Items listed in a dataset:
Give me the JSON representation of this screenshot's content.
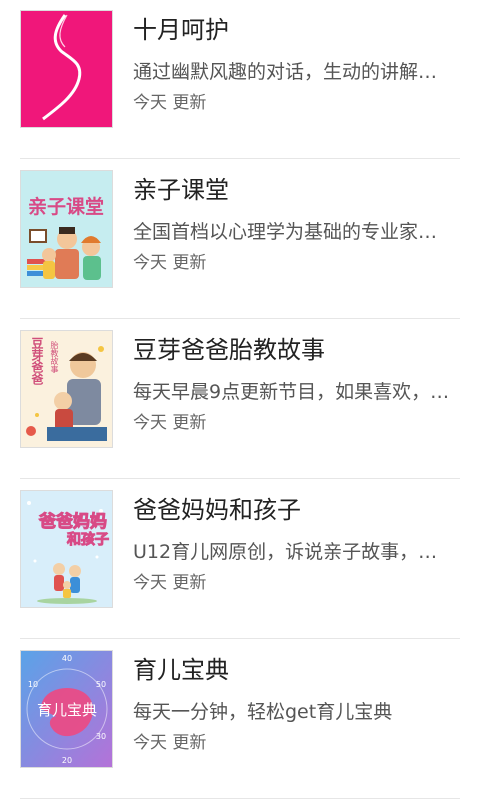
{
  "items": [
    {
      "title": "十月呵护",
      "description": "通过幽默风趣的对话，生动的讲解…",
      "updated": "今天 更新",
      "thumbnail_icon": "pregnant-silhouette-icon",
      "accent": "#f0177a"
    },
    {
      "title": "亲子课堂",
      "description": "全国首档以心理学为基础的专业家…",
      "updated": "今天 更新",
      "thumbnail_icon": "family-classroom-illustration",
      "accent": "#d84a86",
      "thumb_text": "亲子课堂"
    },
    {
      "title": "豆芽爸爸胎教故事",
      "description": "每天早晨9点更新节目，如果喜欢，…",
      "updated": "今天 更新",
      "thumbnail_icon": "father-child-illustration",
      "accent": "#f3c86b",
      "thumb_text": [
        "豆芽爸爸",
        "胎教故事"
      ]
    },
    {
      "title": "爸爸妈妈和孩子",
      "description": "U12育儿网原创，诉说亲子故事，…",
      "updated": "今天 更新",
      "thumbnail_icon": "family-cartoon-illustration",
      "accent": "#e86aa2",
      "thumb_text": [
        "爸爸妈妈",
        "和孩子"
      ]
    },
    {
      "title": "育儿宝典",
      "description": "每天一分钟，轻松get育儿宝典",
      "updated": "今天 更新",
      "thumbnail_icon": "baby-clock-icon",
      "accent": "#5aa3e8",
      "thumb_text": "育儿宝典",
      "clock_numbers": [
        "40",
        "50",
        "10",
        "30",
        "20"
      ]
    }
  ]
}
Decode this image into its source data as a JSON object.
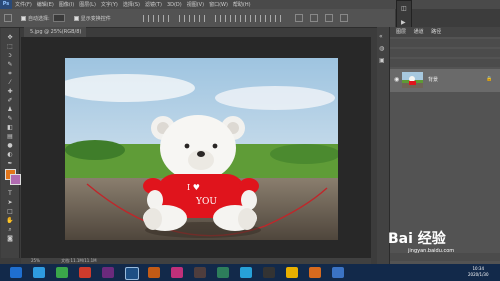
{
  "app": {
    "logo": "Ps"
  },
  "menu": [
    "文件(F)",
    "编辑(E)",
    "图像(I)",
    "图层(L)",
    "文字(Y)",
    "选择(S)",
    "滤镜(T)",
    "3D(D)",
    "视图(V)",
    "窗口(W)",
    "帮助(H)"
  ],
  "options": {
    "auto_select": "自动选择:",
    "show_transform": "显示变换控件"
  },
  "document": {
    "tab_title": "5.jpg @ 25%(RGB/8)",
    "zoom": "25%",
    "doc_size": "文档:11.1M/11.1M"
  },
  "layers_panel": {
    "tabs": [
      "图层",
      "通道",
      "路径"
    ],
    "layer_name": "背景"
  },
  "photo": {
    "shirt_text_1": "I ♥",
    "shirt_text_2": "YOU"
  },
  "taskbar": {
    "time": "10:34",
    "date": "2020/1/30"
  },
  "watermark": {
    "brand": "Bai 经验",
    "url": "jingyan.baidu.com"
  },
  "colors": {
    "foreground": "#e2761c",
    "background": "#b06ab0"
  }
}
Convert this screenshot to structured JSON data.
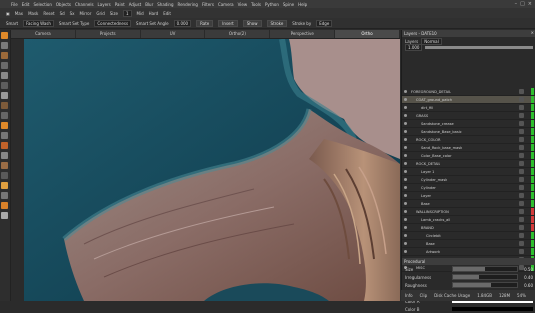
{
  "menubar": {
    "items": [
      "File",
      "Edit",
      "Selection",
      "Objects",
      "Channels",
      "Layers",
      "Paint",
      "Adjust",
      "Blur",
      "Shading",
      "Rendering",
      "Filters",
      "Camera",
      "View",
      "Tools",
      "Python",
      "Spine",
      "Help"
    ]
  },
  "toolbar1": {
    "items": [
      "Max",
      "Mask",
      "Reset",
      "Sd",
      "Sx",
      "Mirror",
      "Grid"
    ],
    "size_label": "Size",
    "size_value": "1",
    "midtone": "Mid",
    "hardness": "Hard",
    "falloff": "Edit"
  },
  "toolbar2": {
    "preset_label": "Smart",
    "preset_value": "Facing Wash",
    "smart_label": "Smart Set Type",
    "smart_value": "Connectedness",
    "smart_angle_label": "Smart Set Angle",
    "smart_angle_value": "0.000",
    "tool_mode": "Rate",
    "btn_insert": "Insert",
    "btn_show": "Show",
    "btn_stroke": "Stroke",
    "stroke_by_label": "Stroke by",
    "stroke_by_value": "Edge"
  },
  "tabs": [
    "Camera",
    "Projects",
    "UV",
    "Ortho(2)",
    "Perspective",
    "Ortho"
  ],
  "active_tab": 5,
  "panel": {
    "title": "Layers",
    "subtitle": "Layers - DATE10",
    "blend_mode": "Normal",
    "opacity": "1.000",
    "layers": [
      {
        "name": "FOREGROUND_DETAIL",
        "indent": 0,
        "mark": "#2fbf2f"
      },
      {
        "name": "COAT_ground_patch",
        "indent": 1,
        "mark": "#2fbf2f",
        "selected": true
      },
      {
        "name": "dirt_fill",
        "indent": 2,
        "mark": "#2fbf2f"
      },
      {
        "name": "GRASS",
        "indent": 1,
        "mark": "#2fbf2f"
      },
      {
        "name": "Sandstone_crease",
        "indent": 2,
        "mark": "#2fbf2f"
      },
      {
        "name": "Sandstone_Base_basic",
        "indent": 2,
        "mark": "#2fbf2f"
      },
      {
        "name": "ROCK_COLOR",
        "indent": 1,
        "mark": "#2fbf2f"
      },
      {
        "name": "Sand_Rock_base_mask",
        "indent": 2,
        "mark": "#2fbf2f"
      },
      {
        "name": "Color_Base_color",
        "indent": 2,
        "mark": "#2fbf2f"
      },
      {
        "name": "ROCK_DETAIL",
        "indent": 1,
        "mark": "#2fbf2f"
      },
      {
        "name": "Layer 1",
        "indent": 2,
        "mark": "#2fbf2f"
      },
      {
        "name": "Cylinder_mask",
        "indent": 2,
        "mark": "#2fbf2f"
      },
      {
        "name": "Cylinder",
        "indent": 2,
        "mark": "#2fbf2f"
      },
      {
        "name": "Layer",
        "indent": 2,
        "mark": "#2fbf2f"
      },
      {
        "name": "Base",
        "indent": 2,
        "mark": "#2fbf2f"
      },
      {
        "name": "WALLINSCRIPTION",
        "indent": 1,
        "mark": "#d23a3a"
      },
      {
        "name": "Lamb_cracks_all",
        "indent": 2,
        "mark": "#d23a3a"
      },
      {
        "name": "BRAND",
        "indent": 2,
        "mark": "#d23a3a"
      },
      {
        "name": "Circlebit",
        "indent": 3,
        "mark": "#2fbf2f"
      },
      {
        "name": "Base",
        "indent": 3,
        "mark": "#2fbf2f"
      },
      {
        "name": "Artwork",
        "indent": 3,
        "mark": "#2fbf2f"
      },
      {
        "name": "MAIN_color",
        "indent": 3,
        "mark": "#2fbf2f"
      },
      {
        "name": "MISC",
        "indent": 1,
        "mark": "#2fbf2f"
      }
    ],
    "procedural": {
      "title": "Procedural",
      "sliders": [
        {
          "label": "Size",
          "value": "0.50",
          "fill": 0.5
        },
        {
          "label": "Irregularness",
          "value": "0.40",
          "fill": 0.4
        },
        {
          "label": "Roughness",
          "value": "0.60",
          "fill": 0.6
        }
      ],
      "color_label": "Colour",
      "color_a_label": "Color A",
      "color_b_label": "Color B"
    }
  },
  "status": {
    "items": [
      "Info",
      "Clip",
      "Disk Cache Usage",
      "1.84GB",
      "128M",
      "54%"
    ]
  },
  "colors": {
    "accent_orange": "#e08a2a",
    "sel_layer": "#56534a"
  }
}
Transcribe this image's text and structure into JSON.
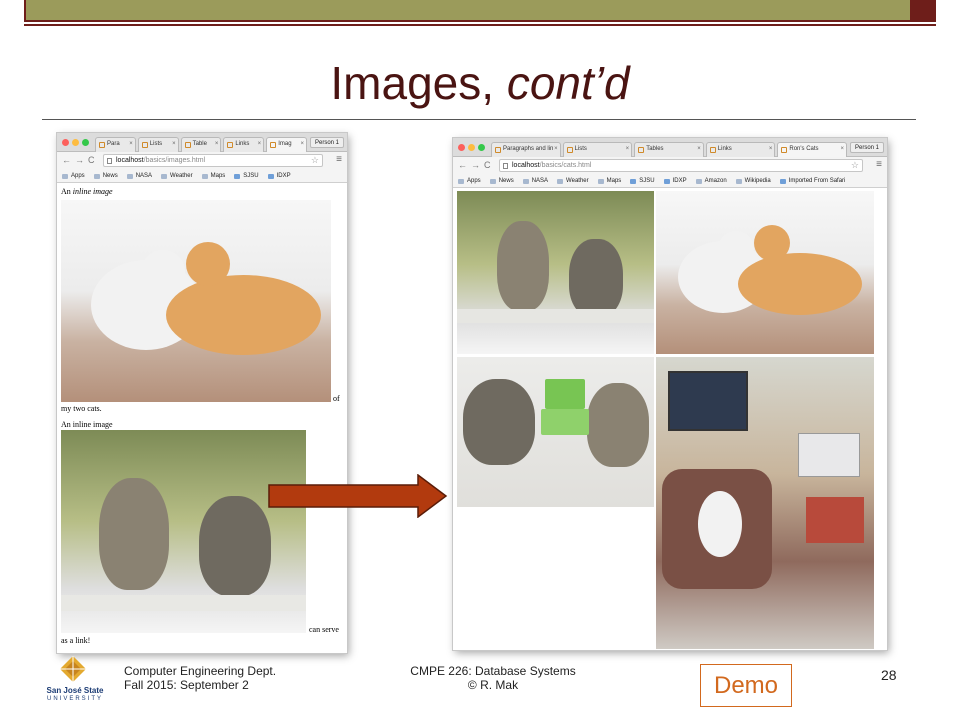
{
  "slide": {
    "title_main": "Images, ",
    "title_italic": "cont’d",
    "page_number": "28",
    "demo_label": "Demo"
  },
  "footer": {
    "dept_line1": "Computer Engineering Dept.",
    "dept_line2": "Fall 2015: September 2",
    "course_line1": "CMPE 226: Database Systems",
    "course_line2": "© R. Mak"
  },
  "logo": {
    "name": "San José State",
    "sub": "UNIVERSITY"
  },
  "browser_left": {
    "tabs": [
      {
        "label": "Para",
        "active": false
      },
      {
        "label": "Lists",
        "active": false
      },
      {
        "label": "Table",
        "active": false
      },
      {
        "label": "Links",
        "active": false
      },
      {
        "label": "Imag",
        "active": true
      }
    ],
    "profile": "Person 1",
    "url_host": "localhost",
    "url_path": "/basics/images.html",
    "bookmarks": [
      "Apps",
      "News",
      "NASA",
      "Weather",
      "Maps",
      "SJSU",
      "IDXP"
    ],
    "content": {
      "caption1_prefix": "An ",
      "caption1_italic": "inline image",
      "text_of": "of",
      "text_my_two_cats": "my two cats.",
      "caption2": "An inline image",
      "text_can_serve": "can serve",
      "text_as_a_link": "as a link!"
    }
  },
  "browser_right": {
    "tabs": [
      {
        "label": "Paragraphs and lin",
        "active": false
      },
      {
        "label": "Lists",
        "active": false
      },
      {
        "label": "Tables",
        "active": false
      },
      {
        "label": "Links",
        "active": false
      },
      {
        "label": "Ron's Cats",
        "active": true
      }
    ],
    "profile": "Person 1",
    "url_host": "localhost",
    "url_path": "/basics/cats.html",
    "bookmarks": [
      "Apps",
      "News",
      "NASA",
      "Weather",
      "Maps",
      "SJSU",
      "IDXP",
      "Amazon",
      "Wikipedia",
      "Imported From Safari"
    ]
  },
  "colors": {
    "title": "#4a1412",
    "band": "#9b9b5b",
    "band_border": "#6e1e1a",
    "arrow_fill": "#b23a0e",
    "demo": "#d2691e"
  }
}
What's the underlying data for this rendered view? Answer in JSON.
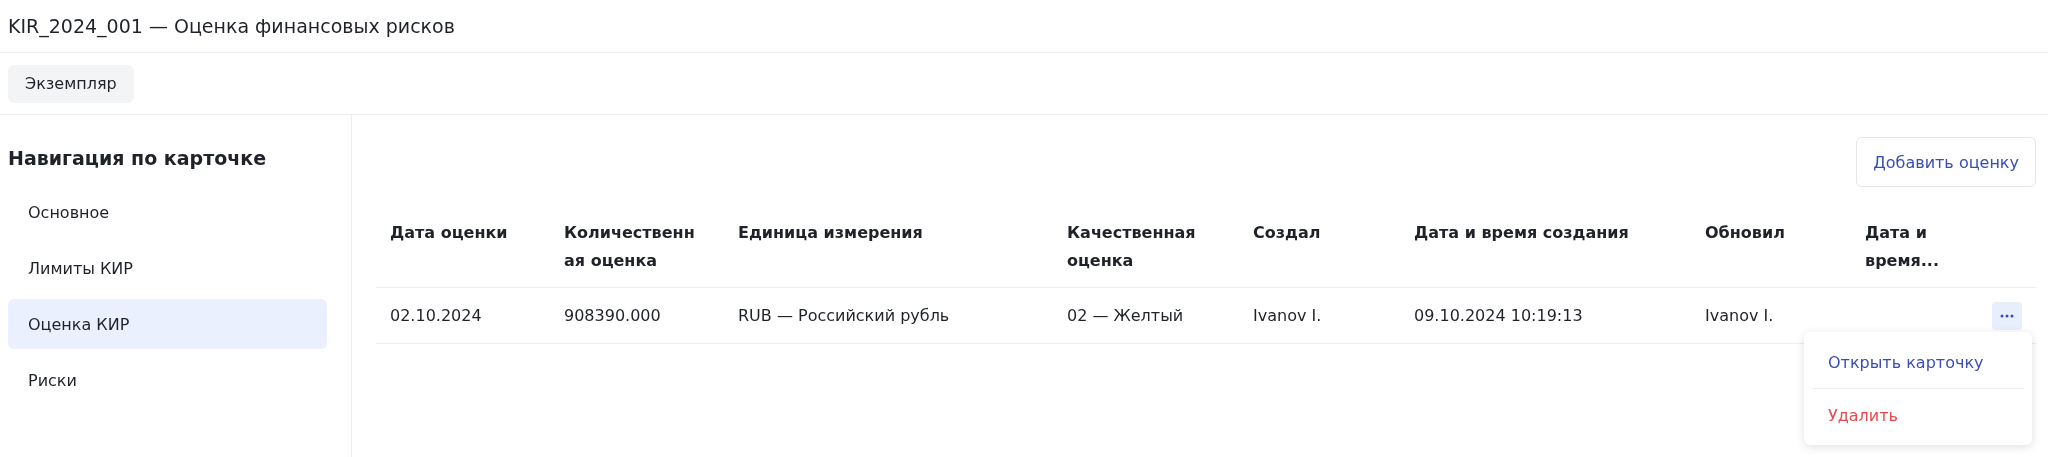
{
  "window": {
    "title": "KIR_2024_001 — Оценка финансовых рисков"
  },
  "tabs": [
    {
      "label": "Экземпляр",
      "selected": true
    }
  ],
  "sidebar": {
    "title": "Навигация по карточке",
    "items": [
      {
        "label": "Основное",
        "selected": false
      },
      {
        "label": "Лимиты КИР",
        "selected": false
      },
      {
        "label": "Оценка КИР",
        "selected": true
      },
      {
        "label": "Риски",
        "selected": false
      }
    ]
  },
  "toolbar": {
    "buttons": [
      "Добавить оценку"
    ]
  },
  "table": {
    "columns": [
      "Дата оценки",
      "Количественная оценка",
      "Единица измерения",
      "Качественная оценка",
      "Создал",
      "Дата и время создания",
      "Обновил",
      "Дата и время..."
    ],
    "rows": [
      [
        "02.10.2024",
        "908390.000",
        "RUB — Российский рубль",
        "02 — Желтый",
        "Ivanov I.",
        "09.10.2024 10:19:13",
        "Ivanov I.",
        ""
      ]
    ]
  },
  "row_menu": {
    "expanded": true,
    "items": [
      {
        "label": "Открыть карточку",
        "kind": "default"
      },
      {
        "label": "Удалить",
        "kind": "danger"
      }
    ]
  }
}
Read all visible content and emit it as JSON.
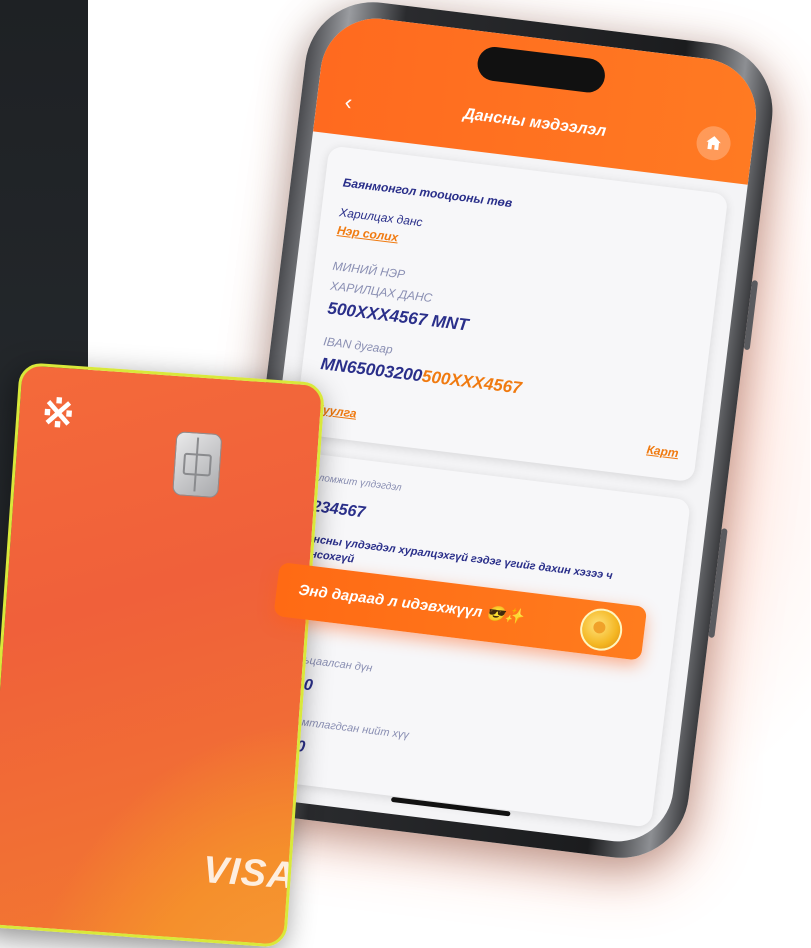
{
  "header": {
    "title": "Дансны мэдээлэл"
  },
  "account_card": {
    "bank_name": "Баянмонгол тооцооны төв",
    "account_type": "Харилцах данс",
    "rename_link": "Нэр солих",
    "owner_label": "МИНИЙ НЭР",
    "account_kind_label": "ХАРИЛЦАХ ДАНС",
    "account_number": "500XXX4567 MNT",
    "iban_label": "IBAN дугаар",
    "iban_prefix": "MN65003200",
    "iban_suffix": "500XXX4567",
    "statement_link": "Хуулга",
    "card_link": "Карт"
  },
  "balance_card": {
    "available_label": "Боломжит үлдэгдэл",
    "available_value": "1234567",
    "hide_note": "Дансны үлдэгдэл хуралцэхгүй гэдэг үгийг дахин хэзээ ч сонсохгүй",
    "pledged_label": "Барьцаалсан дүн",
    "pledged_value": "0.00",
    "savings_label": "Хуримтлагдсан нийт хүү",
    "savings_value": "0.00"
  },
  "banner": {
    "text": "Энд дараад л идэвхжүүл 😎✨"
  },
  "card": {
    "brand": "VISA",
    "logo": "※"
  },
  "colors": {
    "accent": "#ff6a1f",
    "text_primary": "#2a2f8a",
    "link": "#f07a10"
  }
}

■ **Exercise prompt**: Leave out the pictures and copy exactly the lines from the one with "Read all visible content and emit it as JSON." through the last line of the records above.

■ **Written response**:
Read all visible content and emit it as JSON.
{
  "header": {
    "title": "Дансны мэдээлэл"
  },
  "account_card": {
    "bank_name": "Баянмонгол тооцооны төв",
    "account_type": "Харилцах данс",
    "rename_link": "Нэр солих",
    "owner_label": "МИНИЙ НЭР",
    "account_kind_label": "ХАРИЛЦАХ ДАНС",
    "account_number": "500XXX4567 MNT",
    "iban_label": "IBAN дугаар",
    "iban_prefix": "MN65003200",
    "iban_suffix": "500XXX4567",
    "statement_link": "Хуулга",
    "card_link": "Карт"
  },
  "balance_card": {
    "available_label": "Боломжит үлдэгдэл",
    "available_value": "1234567",
    "hide_note": "Дансны үлдэгдэл хуралцэхгүй гэдэг үгийг дахин хэзээ ч сонсохгүй",
    "pledged_label": "Барьцаалсан дүн",
    "pledged_value": "0.00",
    "savings_label": "Хуримтлагдсан нийт хүү",
    "savings_value": "0.00"
  },
  "banner": {
    "text": "Энд дараад л идэвхжүүл 😎✨"
  },
  "card": {
    "brand": "VISA",
    "logo": "※"
  },
  "colors": {
    "accent": "#ff6a1f",
    "text_primary": "#2a2f8a",
    "link": "#f07a10"
  }
}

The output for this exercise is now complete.